> Your task:
The lines to be copied are those below that contain "Authentication".

> Materials provided:
---
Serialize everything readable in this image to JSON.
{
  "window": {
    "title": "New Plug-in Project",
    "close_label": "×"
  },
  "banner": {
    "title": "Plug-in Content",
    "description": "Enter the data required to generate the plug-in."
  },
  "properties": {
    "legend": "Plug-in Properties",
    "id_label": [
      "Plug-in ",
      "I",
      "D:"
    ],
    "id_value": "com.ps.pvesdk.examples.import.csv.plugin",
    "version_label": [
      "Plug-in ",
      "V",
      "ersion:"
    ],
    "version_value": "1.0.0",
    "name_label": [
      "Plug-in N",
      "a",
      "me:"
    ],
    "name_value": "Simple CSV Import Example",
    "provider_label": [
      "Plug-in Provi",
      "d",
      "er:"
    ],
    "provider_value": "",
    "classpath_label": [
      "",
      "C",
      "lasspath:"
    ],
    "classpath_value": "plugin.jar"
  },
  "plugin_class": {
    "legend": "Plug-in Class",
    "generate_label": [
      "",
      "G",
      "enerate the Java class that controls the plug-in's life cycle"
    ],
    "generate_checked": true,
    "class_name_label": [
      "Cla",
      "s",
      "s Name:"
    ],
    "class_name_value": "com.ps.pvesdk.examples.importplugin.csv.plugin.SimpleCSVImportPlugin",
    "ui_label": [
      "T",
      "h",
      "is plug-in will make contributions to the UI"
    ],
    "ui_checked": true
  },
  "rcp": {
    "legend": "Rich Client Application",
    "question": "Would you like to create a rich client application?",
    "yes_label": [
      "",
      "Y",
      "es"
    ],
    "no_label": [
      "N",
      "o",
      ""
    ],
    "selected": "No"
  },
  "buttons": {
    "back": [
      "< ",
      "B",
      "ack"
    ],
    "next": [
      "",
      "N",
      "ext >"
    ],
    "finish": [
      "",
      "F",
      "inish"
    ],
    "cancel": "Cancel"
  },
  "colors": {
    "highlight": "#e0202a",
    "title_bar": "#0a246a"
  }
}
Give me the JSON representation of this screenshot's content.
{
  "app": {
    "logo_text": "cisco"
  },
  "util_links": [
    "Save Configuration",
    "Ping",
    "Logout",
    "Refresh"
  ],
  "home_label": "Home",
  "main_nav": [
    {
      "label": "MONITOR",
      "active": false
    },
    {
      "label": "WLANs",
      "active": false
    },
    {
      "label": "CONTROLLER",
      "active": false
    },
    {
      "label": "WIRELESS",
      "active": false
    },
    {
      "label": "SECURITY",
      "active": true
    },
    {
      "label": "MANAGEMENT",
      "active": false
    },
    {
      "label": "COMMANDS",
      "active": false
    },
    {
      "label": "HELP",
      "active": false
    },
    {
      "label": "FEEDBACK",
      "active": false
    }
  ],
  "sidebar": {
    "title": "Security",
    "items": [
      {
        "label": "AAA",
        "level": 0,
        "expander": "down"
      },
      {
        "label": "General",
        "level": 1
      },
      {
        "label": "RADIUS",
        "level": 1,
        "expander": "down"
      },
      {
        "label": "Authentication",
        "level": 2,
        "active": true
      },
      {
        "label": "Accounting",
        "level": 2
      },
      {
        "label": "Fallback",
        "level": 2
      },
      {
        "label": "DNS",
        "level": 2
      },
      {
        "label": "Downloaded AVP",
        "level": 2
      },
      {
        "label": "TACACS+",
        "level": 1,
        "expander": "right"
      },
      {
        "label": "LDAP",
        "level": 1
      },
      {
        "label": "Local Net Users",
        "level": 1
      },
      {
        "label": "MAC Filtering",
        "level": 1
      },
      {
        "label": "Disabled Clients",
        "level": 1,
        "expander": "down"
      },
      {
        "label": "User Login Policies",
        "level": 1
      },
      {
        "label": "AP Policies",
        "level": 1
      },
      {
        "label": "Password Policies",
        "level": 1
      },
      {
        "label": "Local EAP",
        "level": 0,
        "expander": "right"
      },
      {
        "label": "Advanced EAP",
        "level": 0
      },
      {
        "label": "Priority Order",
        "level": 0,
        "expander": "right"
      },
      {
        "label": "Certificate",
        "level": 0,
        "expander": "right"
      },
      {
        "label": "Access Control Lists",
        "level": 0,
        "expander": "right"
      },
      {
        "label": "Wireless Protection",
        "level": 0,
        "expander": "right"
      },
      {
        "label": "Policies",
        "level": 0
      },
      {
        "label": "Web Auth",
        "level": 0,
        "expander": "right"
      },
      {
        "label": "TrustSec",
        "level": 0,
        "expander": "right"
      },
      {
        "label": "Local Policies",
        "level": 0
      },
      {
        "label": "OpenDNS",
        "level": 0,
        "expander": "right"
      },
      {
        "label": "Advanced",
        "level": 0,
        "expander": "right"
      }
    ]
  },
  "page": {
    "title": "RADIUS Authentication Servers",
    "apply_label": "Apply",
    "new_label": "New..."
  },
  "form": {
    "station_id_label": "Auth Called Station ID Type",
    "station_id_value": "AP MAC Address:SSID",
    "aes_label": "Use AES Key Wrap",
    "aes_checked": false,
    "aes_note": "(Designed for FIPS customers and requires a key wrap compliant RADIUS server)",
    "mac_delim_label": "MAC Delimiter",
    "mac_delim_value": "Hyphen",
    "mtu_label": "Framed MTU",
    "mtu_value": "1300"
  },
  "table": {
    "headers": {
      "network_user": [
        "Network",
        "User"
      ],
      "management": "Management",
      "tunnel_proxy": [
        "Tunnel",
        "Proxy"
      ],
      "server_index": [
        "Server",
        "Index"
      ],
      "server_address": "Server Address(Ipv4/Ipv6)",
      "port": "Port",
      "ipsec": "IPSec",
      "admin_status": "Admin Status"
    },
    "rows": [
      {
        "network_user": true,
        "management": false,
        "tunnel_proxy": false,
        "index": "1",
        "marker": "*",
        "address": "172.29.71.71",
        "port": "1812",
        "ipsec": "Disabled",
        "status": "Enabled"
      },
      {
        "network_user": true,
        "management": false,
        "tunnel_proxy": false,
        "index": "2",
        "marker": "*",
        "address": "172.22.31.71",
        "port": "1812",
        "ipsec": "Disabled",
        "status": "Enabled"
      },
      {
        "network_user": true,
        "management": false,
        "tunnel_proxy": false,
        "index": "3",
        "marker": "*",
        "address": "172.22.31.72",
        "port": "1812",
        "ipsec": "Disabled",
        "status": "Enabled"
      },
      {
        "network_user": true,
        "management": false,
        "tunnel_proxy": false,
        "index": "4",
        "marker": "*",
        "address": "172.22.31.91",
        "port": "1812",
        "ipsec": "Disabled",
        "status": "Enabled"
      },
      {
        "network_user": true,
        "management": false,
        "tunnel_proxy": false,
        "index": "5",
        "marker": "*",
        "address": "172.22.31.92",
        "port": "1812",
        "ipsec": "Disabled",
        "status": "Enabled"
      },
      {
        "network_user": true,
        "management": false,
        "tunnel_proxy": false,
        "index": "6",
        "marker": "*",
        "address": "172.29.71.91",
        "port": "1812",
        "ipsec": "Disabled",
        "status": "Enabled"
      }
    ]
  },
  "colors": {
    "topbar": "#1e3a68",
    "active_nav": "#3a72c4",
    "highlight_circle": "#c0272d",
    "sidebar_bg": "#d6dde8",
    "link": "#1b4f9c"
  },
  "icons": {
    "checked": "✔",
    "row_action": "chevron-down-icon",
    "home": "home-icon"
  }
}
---
> Output below:
        "label": "Authentication",
    "title": "RADIUS Authentication Servers",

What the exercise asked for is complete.